Maximus defended the formula of Chalcedon, even with his blood, out of a deep insight into this difference. He knew that Christ  , whom he was defending, was incomparably more unified and unifying than the Christ of the Monophysites, with his single nature. The unity of his hypostasis  , his concrete and individual “Person”, possesses its two natures both ontologically and in full spiritual freedom; by that very fact, it is far more sublime than any natural union one might imagine. This theological insight had a fruitful effect on the whole history of metaphysics  . Alongside the “Porphyrian tree”, which tried to arrange and elucidate all existent being in the categories of “essence” (οὑσία), as genus, species, specific difference, and individual (ἄτομον   εἶδος  ), new possibilities now began to open up for ontological reflection. These new “categories”, which could not be reduced to the dimensions of essential characteristics, point at once in the direction of the “existential” and the “personal”. Both of these are implied in the new terms that came to be used: ὕπαϱξις (existence) and ὑπόστασις (concrete, individual being). These are words from everyday speech, less than perfectly clear around the edges, which now groped to find a home and an exact meaning in the field of abstract thought. Maximus, who saw the words “being” (εἶναι  ) and “essence” (οὑσία), on the one hand, and “personal being” (ὑπόστασις) and “existence” (ὕπαϱξις), on the other, as closely related, was surely far from proposing the neoscholastic “real distinction” [between essence and existence]. Still, with the appearance of a new emphasis on existence and person, alongside the classical Greek concern with essence (οὑσία), an important step had been taken in the direction of an ontology of created being. One thing is certain: that when Maximus makes ontological distinctions, he sheds a much more phenomenological light on the beings he discusses than do many of the empty distinctions of the sixth century. It requires, surely, a delicate ear for the overtones and variations of new or changing terminology to establish the exact point this philosophical development has reached in the work of Maximus.
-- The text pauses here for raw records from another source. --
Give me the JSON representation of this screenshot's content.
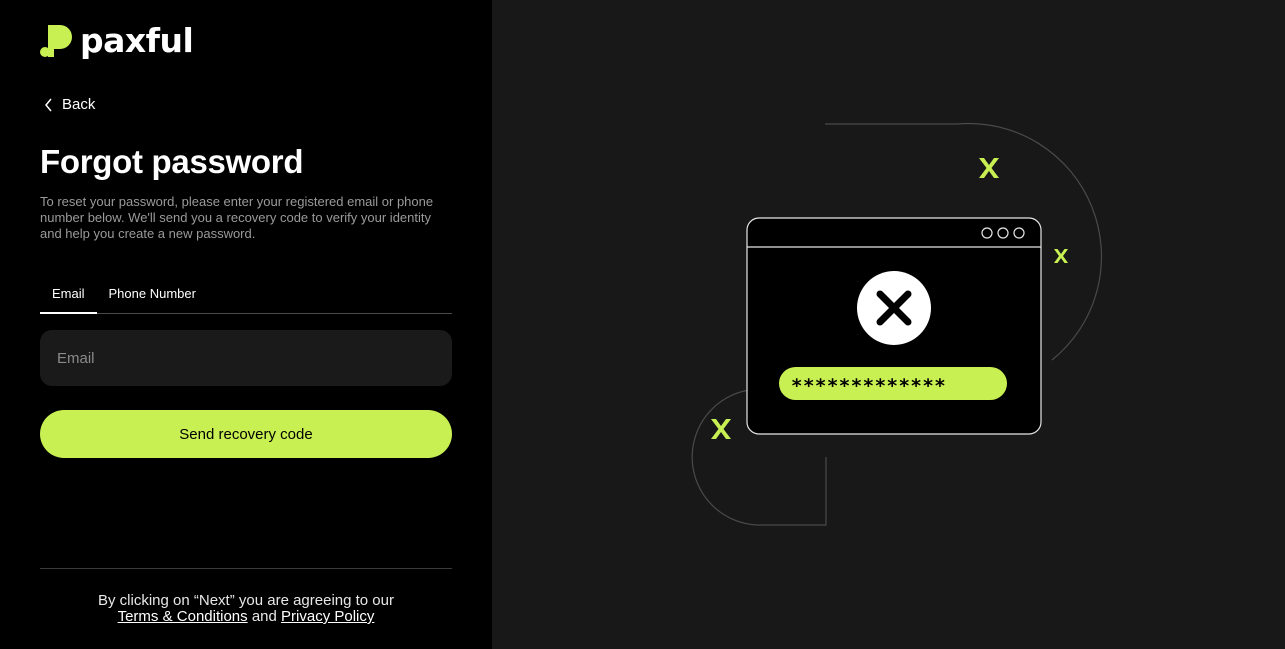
{
  "brand": {
    "name": "paxful",
    "accent": "#c8f053"
  },
  "nav": {
    "back_label": "Back",
    "back_icon": "chevron-left-icon"
  },
  "page": {
    "title": "Forgot password",
    "description": "To reset your password, please enter your registered email or phone number below. We'll send you a recovery code to verify your identity and help you create a new password."
  },
  "tabs": [
    {
      "label": "Email",
      "active": true
    },
    {
      "label": "Phone Number",
      "active": false
    }
  ],
  "form": {
    "email_placeholder": "Email",
    "email_value": "",
    "submit_label": "Send recovery code"
  },
  "footer": {
    "prefix": "By clicking on “Next” you are agreeing to our",
    "terms_label": "Terms & Conditions",
    "and": "and",
    "privacy_label": "Privacy Policy"
  },
  "illustration": {
    "password_mask": "*************",
    "icons": [
      "close-circle-icon",
      "sparkle-x-icon"
    ]
  }
}
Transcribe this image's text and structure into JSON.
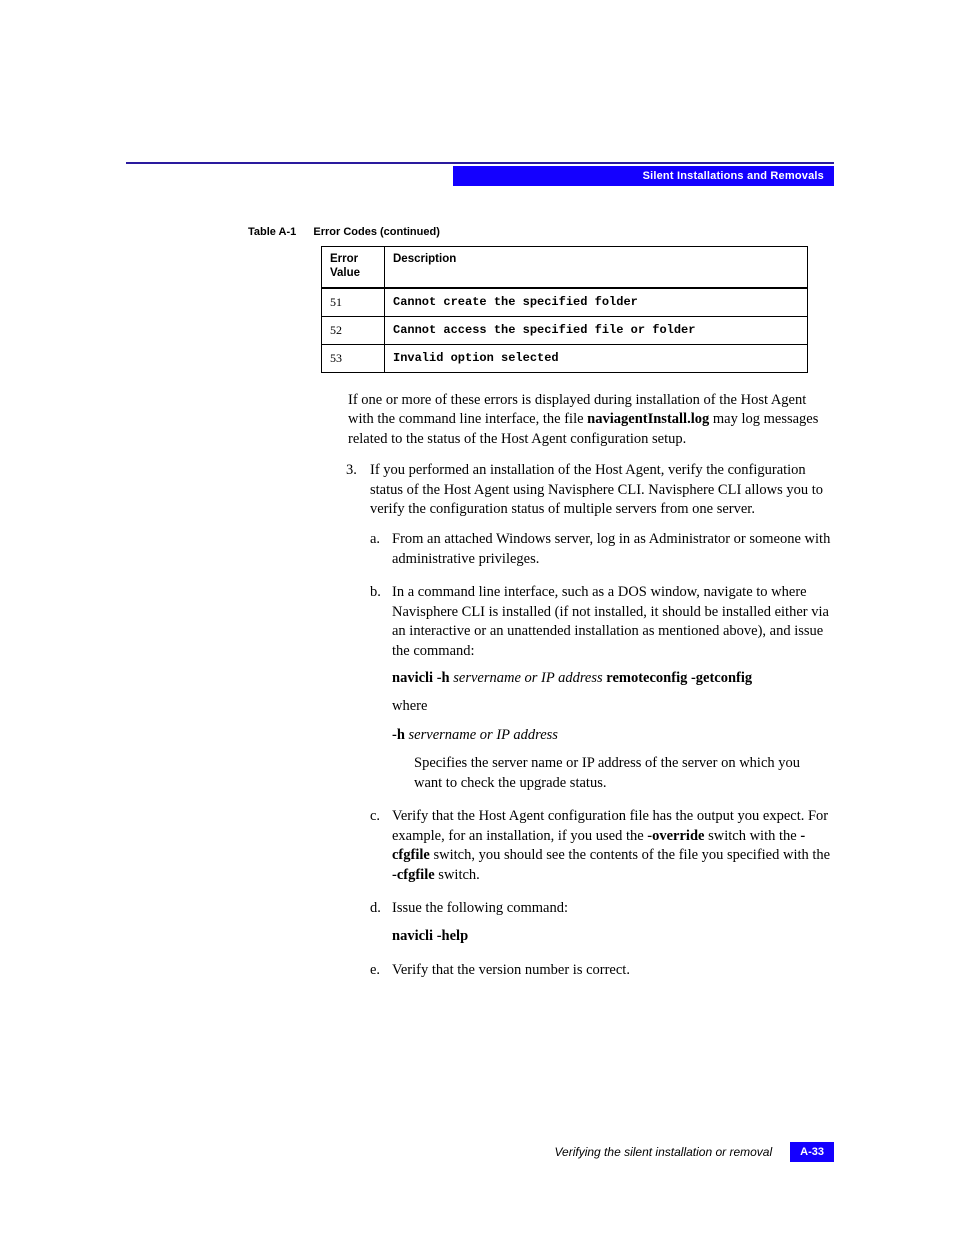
{
  "header": {
    "section_title": "Silent Installations and Removals"
  },
  "table": {
    "label": "Table A-1",
    "title": "Error Codes (continued)",
    "columns": {
      "c1": "Error Value",
      "c2": "Description"
    },
    "rows": [
      {
        "value": "51",
        "desc": "Cannot create the specified folder"
      },
      {
        "value": "52",
        "desc": "Cannot access the specified file or folder"
      },
      {
        "value": "53",
        "desc": "Invalid option selected"
      }
    ]
  },
  "para1": {
    "pre": "If one or more of these errors is displayed during installation of the Host Agent with the command line interface, the file ",
    "bold": "naviagentInstall.log",
    "post": " may log messages related to the status of the Host Agent configuration setup."
  },
  "step3": {
    "text": "If you performed an installation of the Host Agent, verify the configuration status of the Host Agent using Navisphere CLI. Navisphere CLI allows you to verify the configuration status of multiple servers from one server.",
    "a": "From an attached Windows server, log in as Administrator or someone with administrative privileges.",
    "b": {
      "intro": "In a command line interface, such as a DOS window, navigate to where Navisphere CLI is installed (if not installed, it should be installed either via an interactive or an unattended installation as mentioned above), and issue the command:",
      "cmd": {
        "b1": "navicli -h",
        "i1": "servername or IP address",
        "b2": "remoteconfig -getconfig"
      },
      "where_label": "where",
      "arg": {
        "b": "-h",
        "i": "servername or IP address"
      },
      "arg_desc": "Specifies the server name or IP address of the server on which you want to check the upgrade status."
    },
    "c": {
      "pre": "Verify that the Host Agent configuration file has the output you expect. For example, for an installation, if you used the ",
      "b1": "-override",
      "mid1": " switch with the ",
      "b2": "-cfgfile",
      "mid2": " switch, you should see the contents of the file you specified with the ",
      "b3": "-cfgfile",
      "post": " switch."
    },
    "d": {
      "text": "Issue the following command:",
      "cmd": "navicli -help"
    },
    "e": "Verify that the version number is correct."
  },
  "footer": {
    "title": "Verifying the silent installation or removal",
    "page": "A-33"
  },
  "markers": {
    "a": "a.",
    "b": "b.",
    "c": "c.",
    "d": "d.",
    "e": "e."
  }
}
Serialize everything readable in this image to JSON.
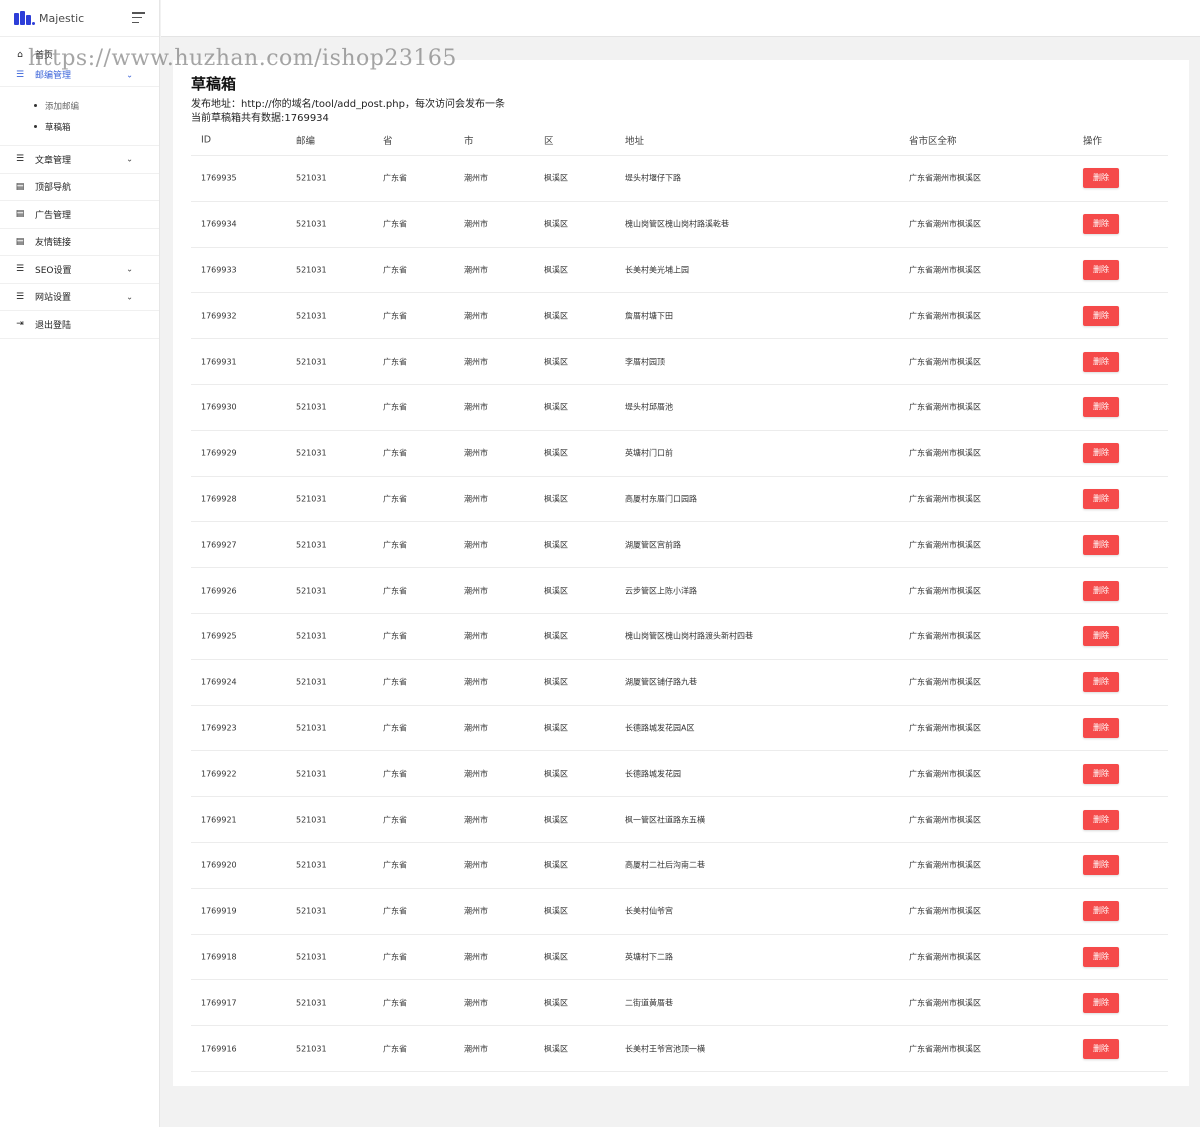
{
  "brand": {
    "name": "Majestic",
    "accent": "#2d3ed8"
  },
  "watermark": "https://www.huzhan.com/ishop23165",
  "sidebar": {
    "home": "首页",
    "mail_mgmt": "邮编管理",
    "mail_sub": [
      "添加邮编",
      "草稿箱"
    ],
    "items": [
      {
        "label": "文章管理",
        "icon": "list-icon",
        "chevron": "⌄"
      },
      {
        "label": "顶部导航",
        "icon": "layout-icon",
        "chevron": ""
      },
      {
        "label": "广告管理",
        "icon": "layout-icon",
        "chevron": ""
      },
      {
        "label": "友情链接",
        "icon": "layout-icon",
        "chevron": ""
      },
      {
        "label": "SEO设置",
        "icon": "list-icon",
        "chevron": "⌄"
      },
      {
        "label": "网站设置",
        "icon": "list-icon",
        "chevron": "⌄"
      },
      {
        "label": "退出登陆",
        "icon": "logout-icon",
        "chevron": ""
      }
    ]
  },
  "page": {
    "title": "草稿箱",
    "publish_info": "发布地址：http://你的域名/tool/add_post.php，每次访问会发布一条",
    "count_info": "当前草稿箱共有数据:1769934"
  },
  "table": {
    "headers": {
      "id": "ID",
      "zip": "邮编",
      "prov": "省",
      "city": "市",
      "dist": "区",
      "addr": "地址",
      "full": "省市区全称",
      "op": "操作"
    },
    "delete_label": "删除",
    "delete_color": "#f54a4a",
    "rows": [
      {
        "id": "1769935",
        "zip": "521031",
        "prov": "广东省",
        "city": "潮州市",
        "dist": "枫溪区",
        "addr": "堤头村堰仔下路",
        "full": "广东省潮州市枫溪区"
      },
      {
        "id": "1769934",
        "zip": "521031",
        "prov": "广东省",
        "city": "潮州市",
        "dist": "枫溪区",
        "addr": "槐山岗管区槐山岗村路溪乾巷",
        "full": "广东省潮州市枫溪区"
      },
      {
        "id": "1769933",
        "zip": "521031",
        "prov": "广东省",
        "city": "潮州市",
        "dist": "枫溪区",
        "addr": "长美村美光埔上园",
        "full": "广东省潮州市枫溪区"
      },
      {
        "id": "1769932",
        "zip": "521031",
        "prov": "广东省",
        "city": "潮州市",
        "dist": "枫溪区",
        "addr": "詹厝村塘下田",
        "full": "广东省潮州市枫溪区"
      },
      {
        "id": "1769931",
        "zip": "521031",
        "prov": "广东省",
        "city": "潮州市",
        "dist": "枫溪区",
        "addr": "李厝村园顶",
        "full": "广东省潮州市枫溪区"
      },
      {
        "id": "1769930",
        "zip": "521031",
        "prov": "广东省",
        "city": "潮州市",
        "dist": "枫溪区",
        "addr": "堤头村邱厝池",
        "full": "广东省潮州市枫溪区"
      },
      {
        "id": "1769929",
        "zip": "521031",
        "prov": "广东省",
        "city": "潮州市",
        "dist": "枫溪区",
        "addr": "英塘村门口前",
        "full": "广东省潮州市枫溪区"
      },
      {
        "id": "1769928",
        "zip": "521031",
        "prov": "广东省",
        "city": "潮州市",
        "dist": "枫溪区",
        "addr": "高厦村东厝门口园路",
        "full": "广东省潮州市枫溪区"
      },
      {
        "id": "1769927",
        "zip": "521031",
        "prov": "广东省",
        "city": "潮州市",
        "dist": "枫溪区",
        "addr": "湖厦管区宫前路",
        "full": "广东省潮州市枫溪区"
      },
      {
        "id": "1769926",
        "zip": "521031",
        "prov": "广东省",
        "city": "潮州市",
        "dist": "枫溪区",
        "addr": "云步管区上陈小洋路",
        "full": "广东省潮州市枫溪区"
      },
      {
        "id": "1769925",
        "zip": "521031",
        "prov": "广东省",
        "city": "潮州市",
        "dist": "枫溪区",
        "addr": "槐山岗管区槐山岗村路渡头新村四巷",
        "full": "广东省潮州市枫溪区"
      },
      {
        "id": "1769924",
        "zip": "521031",
        "prov": "广东省",
        "city": "潮州市",
        "dist": "枫溪区",
        "addr": "湖厦管区铺仔路九巷",
        "full": "广东省潮州市枫溪区"
      },
      {
        "id": "1769923",
        "zip": "521031",
        "prov": "广东省",
        "city": "潮州市",
        "dist": "枫溪区",
        "addr": "长德路城发花园A区",
        "full": "广东省潮州市枫溪区"
      },
      {
        "id": "1769922",
        "zip": "521031",
        "prov": "广东省",
        "city": "潮州市",
        "dist": "枫溪区",
        "addr": "长德路城发花园",
        "full": "广东省潮州市枫溪区"
      },
      {
        "id": "1769921",
        "zip": "521031",
        "prov": "广东省",
        "city": "潮州市",
        "dist": "枫溪区",
        "addr": "枫一管区社道路东五横",
        "full": "广东省潮州市枫溪区"
      },
      {
        "id": "1769920",
        "zip": "521031",
        "prov": "广东省",
        "city": "潮州市",
        "dist": "枫溪区",
        "addr": "高厦村二社后沟南二巷",
        "full": "广东省潮州市枫溪区"
      },
      {
        "id": "1769919",
        "zip": "521031",
        "prov": "广东省",
        "city": "潮州市",
        "dist": "枫溪区",
        "addr": "长美村仙爷宫",
        "full": "广东省潮州市枫溪区"
      },
      {
        "id": "1769918",
        "zip": "521031",
        "prov": "广东省",
        "city": "潮州市",
        "dist": "枫溪区",
        "addr": "英塘村下二路",
        "full": "广东省潮州市枫溪区"
      },
      {
        "id": "1769917",
        "zip": "521031",
        "prov": "广东省",
        "city": "潮州市",
        "dist": "枫溪区",
        "addr": "二街道黄厝巷",
        "full": "广东省潮州市枫溪区"
      },
      {
        "id": "1769916",
        "zip": "521031",
        "prov": "广东省",
        "city": "潮州市",
        "dist": "枫溪区",
        "addr": "长美村王爷宫池顶一横",
        "full": "广东省潮州市枫溪区"
      }
    ]
  }
}
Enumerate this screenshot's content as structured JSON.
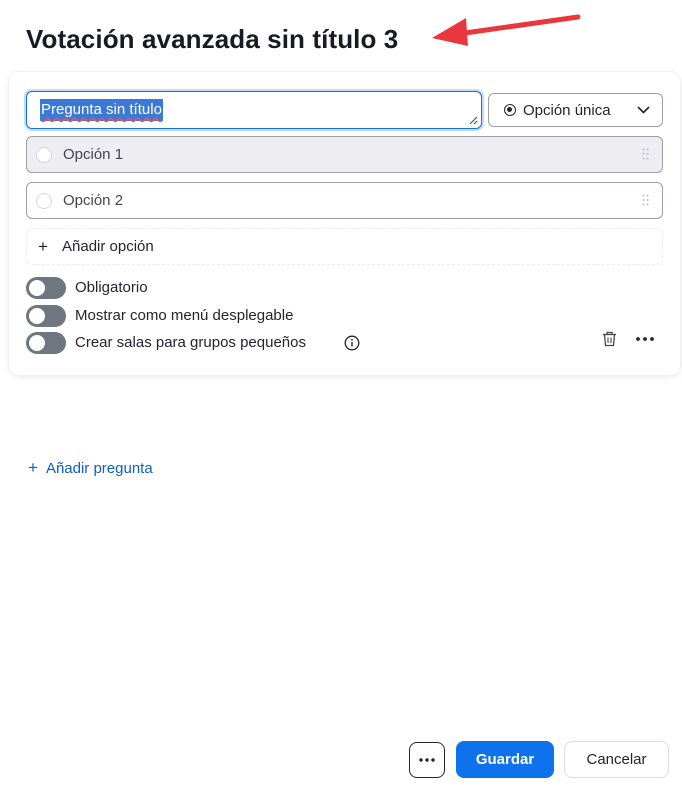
{
  "dialog": {
    "title": "Votación avanzada sin título 3"
  },
  "question": {
    "value": "Pregunta sin título",
    "type_label": "Opción única",
    "options": [
      {
        "label": "Opción 1"
      },
      {
        "label": "Opción 2"
      }
    ],
    "add_option_label": "Añadir opción",
    "toggles": {
      "required_label": "Obligatorio",
      "dropdown_label": "Mostrar como menú desplegable",
      "breakout_label": "Crear salas para grupos pequeños"
    }
  },
  "add_question_label": "Añadir pregunta",
  "footer": {
    "save_label": "Guardar",
    "cancel_label": "Cancelar"
  },
  "colors": {
    "accent": "#0e72ed",
    "toggle_off": "#6e7680",
    "annotation_arrow": "#e8373d"
  }
}
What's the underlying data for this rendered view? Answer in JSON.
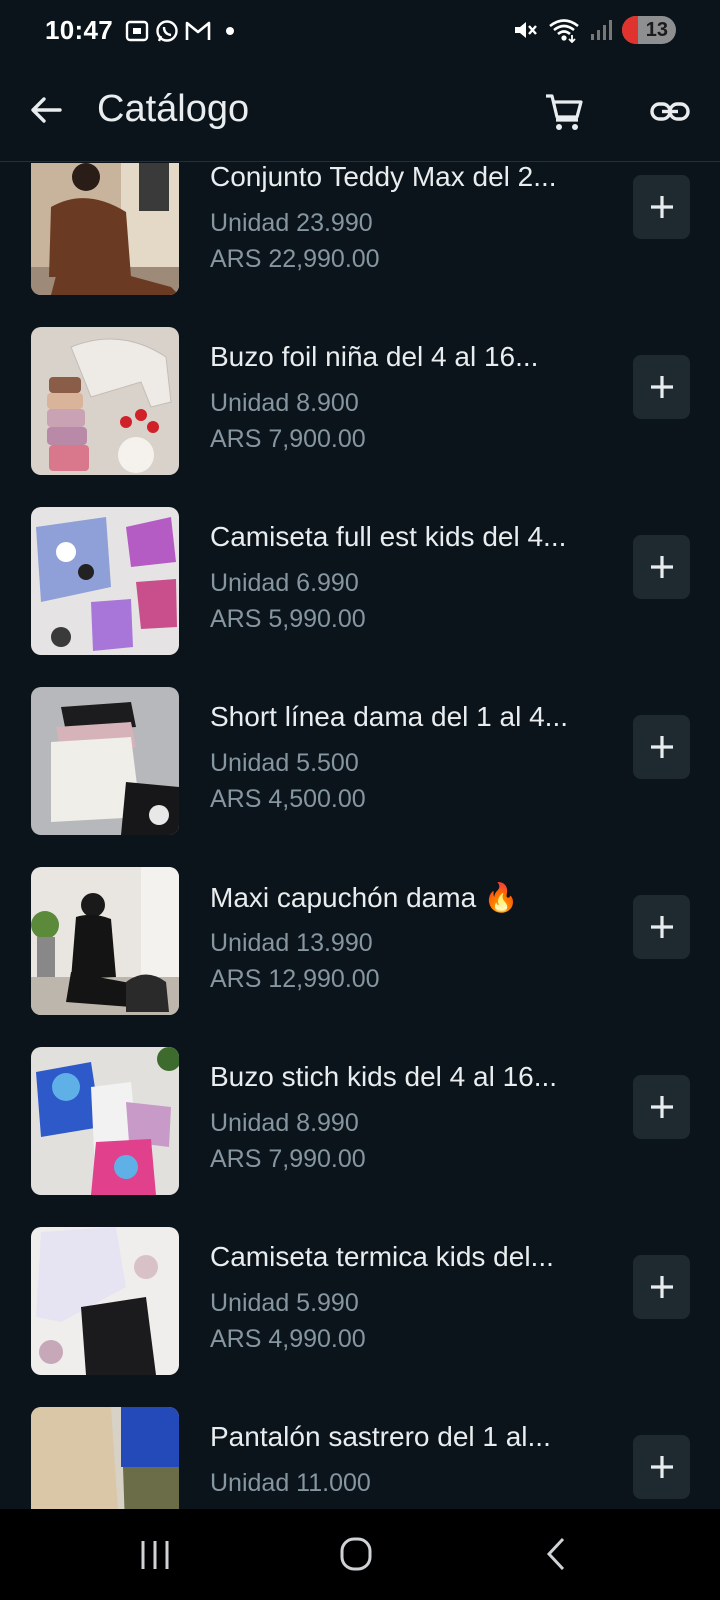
{
  "status_bar": {
    "time": "10:47",
    "battery": "13"
  },
  "header": {
    "title": "Catálogo"
  },
  "products": [
    {
      "name": "Conjunto Teddy Max del 2...",
      "unit": "Unidad 23.990",
      "price": "ARS 22,990.00"
    },
    {
      "name": "Buzo foil niña del 4 al 16...",
      "unit": "Unidad 8.900",
      "price": "ARS 7,900.00"
    },
    {
      "name": "Camiseta full est kids del 4...",
      "unit": "Unidad 6.990",
      "price": "ARS 5,990.00"
    },
    {
      "name": "Short línea dama del 1 al 4...",
      "unit": "Unidad 5.500",
      "price": "ARS 4,500.00"
    },
    {
      "name": "Maxi capuchón dama 🔥",
      "unit": "Unidad 13.990",
      "price": "ARS 12,990.00"
    },
    {
      "name": "Buzo stich kids del 4 al 16...",
      "unit": "Unidad 8.990",
      "price": "ARS 7,990.00"
    },
    {
      "name": "Camiseta termica kids del...",
      "unit": "Unidad 5.990",
      "price": "ARS 4,990.00"
    },
    {
      "name": "Pantalón sastrero del 1 al...",
      "unit": "Unidad 11.000",
      "price": ""
    }
  ],
  "icons": {
    "back": "arrow-left-icon",
    "cart": "cart-icon",
    "link": "link-icon",
    "add": "plus-icon",
    "nav_recents": "recents-icon",
    "nav_home": "home-icon",
    "nav_back": "back-chevron-icon"
  },
  "colors": {
    "background": "#0b141a",
    "text_secondary": "#8696a0",
    "button_bg": "#1f2a30"
  }
}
But perhaps his stage of development is more fruitful, philosophically, than the clean complacency of finished neoscholastic distinctions, which run the danger of hacking off the living sprouts of being and of destroying the mystery of a polarity that can never be seen in anything like a single, final vision.

It is enough for our purposes here simply to indicate the connection between being and person that is expressed in the word hypostasis. In the work of the Cappadocians, even to some degree in Plotinus, something akin to existential and personal thinking had begun to take shape. But the existential element there appeared as something purely negative: amid the collapse of every concept of essence and of the order of ideas as a whole, the complete otherness of being shone through clearly. With Maximus, the outlines of a positive view of existence begin to appear. Certainly, it would have fallen apart had it not had the Cappadocians’ corrective by its side—an emphasis Maximus found, in its strongest form, in the works of the Areopagite. Only to the degree that we pay attention to the reciprocity of both spheres, the mystical-negative and the conceptual-positive, do we approach the living central point of Maximus’ thought. The direction in which this point must he has already been indicated. The notion of existing “without confusion” (ἀσυγχύτως) will allow the Greek genius for clarity, precisely in this kind of reflection, to achieve a final triumph, while the notion of “individual being” (ὑπόστασις), as the contribution of Christian theology, will become, in its intellectually highest form, the necessary condition of that triumph. In the sphere of a Christian philosophy of person and existence, the clarity of the Greek grasp of the world of being was to find its final fulfillment  .

Ver online : Hans Urs von Balthasar